Visa worry for Ja student athletes in US
Imagine giving everything you have to your craft throughout your high school track and field career and landing an athletic scholarship for your university. Then comes the COVID-19 pandemic, forcing social distancing in every aspect of society, including schools. In response, universities have decided to offer some programmes fully through online classes. Yours is included.
The problem with this is that United States of America (USA) President Donald Trump’s administration has ordered that students whose classes were moving entirely online for the new school year would be stripped of their visas and required to leave the country.
Many Jamaican student athletes in the USA found themselves worrying about their status and having to return to the island, but one says everything will be fine in the end.
Ksenia Maiorova, immigration lawyer and managing partner at Maiorova Law Group in Orlando, Florida, says there could be serious implications for foreign athletes looking to stay in the National Collegiate Athletic Association (NCAA) to compete for another season before becoming a professional athlete, because of the pandemic’s disruption.
“Those are the students who would be on full scholarships getting housing, getting their food covered, and suddenly they’re unable to maintain those scholarships but they don’t have a pro contract,” she said. “We could be looking at those students losing the ability to financially maintain themselves while in the United States to cover their basic living expenses.
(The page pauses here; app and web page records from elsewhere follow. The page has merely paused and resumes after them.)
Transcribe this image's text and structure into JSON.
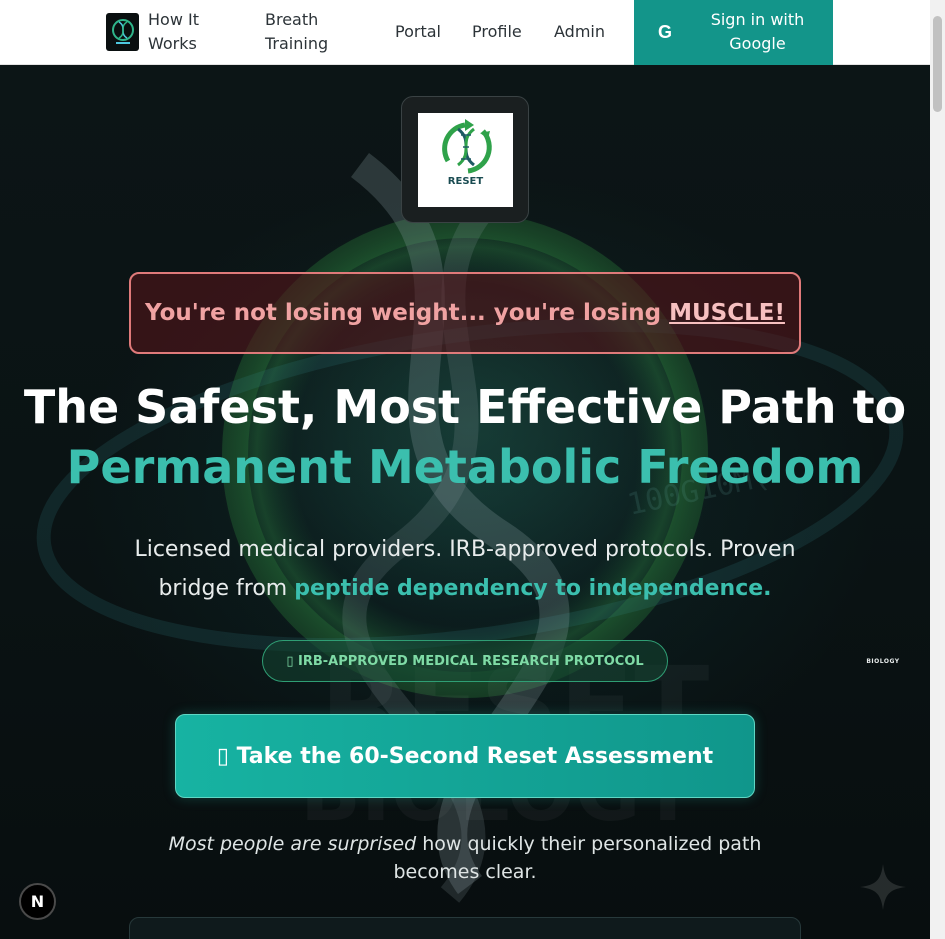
{
  "nav": {
    "how_it_works": "How It Works",
    "breath_training": "Breath Training",
    "portal": "Portal",
    "profile": "Profile",
    "admin": "Admin",
    "sign_in": "Sign in with Google",
    "google_glyph": "G"
  },
  "hero": {
    "logo_text": "RESET",
    "logo_subtext": "BIOLOGY",
    "warning_prefix": "You're not losing weight... you're losing ",
    "warning_emphasis": "MUSCLE!",
    "headline_line1": "The Safest, Most Effective Path to",
    "headline_line2": "Permanent Metabolic Freedom",
    "subtitle_plain": "Licensed medical providers. IRB-approved protocols. Proven bridge from ",
    "subtitle_highlight": "peptide dependency to independence.",
    "badge_label": "▯ IRB-APPROVED MEDICAL RESEARCH PROTOCOL",
    "cta_label": "▯ Take the 60-Second Reset Assessment",
    "note_emphasis": "Most people are surprised",
    "note_rest": " how quickly their personalized path becomes clear."
  },
  "devtools": {
    "badge_letter": "N"
  },
  "colors": {
    "accent": "#13958a",
    "teal_text": "#3bbfae",
    "warning_border": "#e07a7a",
    "badge_text": "#7fdba6"
  }
}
They were relying on those scholarships, and if they’re not able to maintain their immigration status, those scholarships would obviously go away.”
Sprinter Delano Dunkley, formerly of Jamaica College, now at the University of Georgia majoring in Communication Studies, says his school has weighed up the implications and is taking measures against its athletes losing their visas.
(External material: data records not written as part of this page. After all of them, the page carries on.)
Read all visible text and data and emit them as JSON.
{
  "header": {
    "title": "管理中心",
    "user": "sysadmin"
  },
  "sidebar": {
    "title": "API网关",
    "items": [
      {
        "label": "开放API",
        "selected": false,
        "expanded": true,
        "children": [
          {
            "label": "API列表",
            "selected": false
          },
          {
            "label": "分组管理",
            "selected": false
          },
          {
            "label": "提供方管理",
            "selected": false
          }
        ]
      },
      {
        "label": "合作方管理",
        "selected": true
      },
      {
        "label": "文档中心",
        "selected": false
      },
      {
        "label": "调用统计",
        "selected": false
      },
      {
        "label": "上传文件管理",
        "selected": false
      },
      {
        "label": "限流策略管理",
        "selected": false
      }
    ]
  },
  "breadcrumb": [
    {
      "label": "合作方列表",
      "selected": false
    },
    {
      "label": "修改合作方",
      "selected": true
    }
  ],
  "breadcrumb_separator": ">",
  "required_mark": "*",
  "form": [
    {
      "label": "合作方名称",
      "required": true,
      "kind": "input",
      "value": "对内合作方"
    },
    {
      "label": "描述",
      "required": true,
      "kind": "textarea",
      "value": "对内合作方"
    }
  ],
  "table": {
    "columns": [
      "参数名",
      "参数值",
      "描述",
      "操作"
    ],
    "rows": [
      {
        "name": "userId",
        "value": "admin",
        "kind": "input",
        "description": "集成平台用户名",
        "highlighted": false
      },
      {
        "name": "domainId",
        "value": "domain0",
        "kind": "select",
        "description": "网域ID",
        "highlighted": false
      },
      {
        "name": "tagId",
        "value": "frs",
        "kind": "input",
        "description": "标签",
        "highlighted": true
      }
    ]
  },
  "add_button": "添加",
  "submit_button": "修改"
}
“I already spoke to my coach and everything is under control,” he told The Gleaner. “It’s not just Georgia, but every university that has a student athlete is fighting against what Trump has in his intentions because it is just totally wrong.
“If this rule, or whatever it is, is passed, I think universities will be doing their best to protect the students to have at least one [course] in class and the rest online.”
Former Texas A&M University sprint coach Vince Anderson agrees with Dunkley, and said he is not immediately concerned about the possible implications.
“A lot of logistics would be involved,” he said. “Second, while that was a federal threat, Massachusetts Institute of Technology and Harvard [University] have filed suit to stall that. Who knows how that’s gonna go?
“Very often, when items are being tried in court, sometimes they suspend any actions until a decision has been made on that. That’s gonna bide time for all these athletes.”
MAIOROVA AGREES WITH ANDERSON.
“They are likely to be successful [on an injunction] because the administration did not accept the standard rule-making process before implementing this change,” she said. “So it is likely that at minimum, a temporary injunction will be issued by the court while it considers the case on merits.”
Anderson says every university and conference, depending on their budget and class, will react to this directive differently. He says that there will also be different responses for each state in America.
“Maybe some universities have the ability to create a special in-person class for their international students (like Dunkley said is likely to happen at his school) as a means of protection. Who knows what can and cannot be done? I don’t think it’s a serious threat yet, but I’ll believe it when they start sending people home.”
Anderson said that he can’t see that happening as there are too many international students in the USA to remove at once. The NCAA has over 20,000 international students registered as athletes. This is just a fraction of the international student body, as a whole, currently in the US with a student visa.
Although some universities are making provisions for their students, some students of those smaller universities without the finances to host in-person classes during the pandemic are still left in a vulnerable position. Maiorova is concerned about the timing of a possible ruling and how it may affect these student athletes.
She says the decision on the merits could take an extended period of time. This means that one of the possible consequences of this is that a ruling could be made in the middle of an academic semester or year.
She describes such a possible outcome for students as chaotic.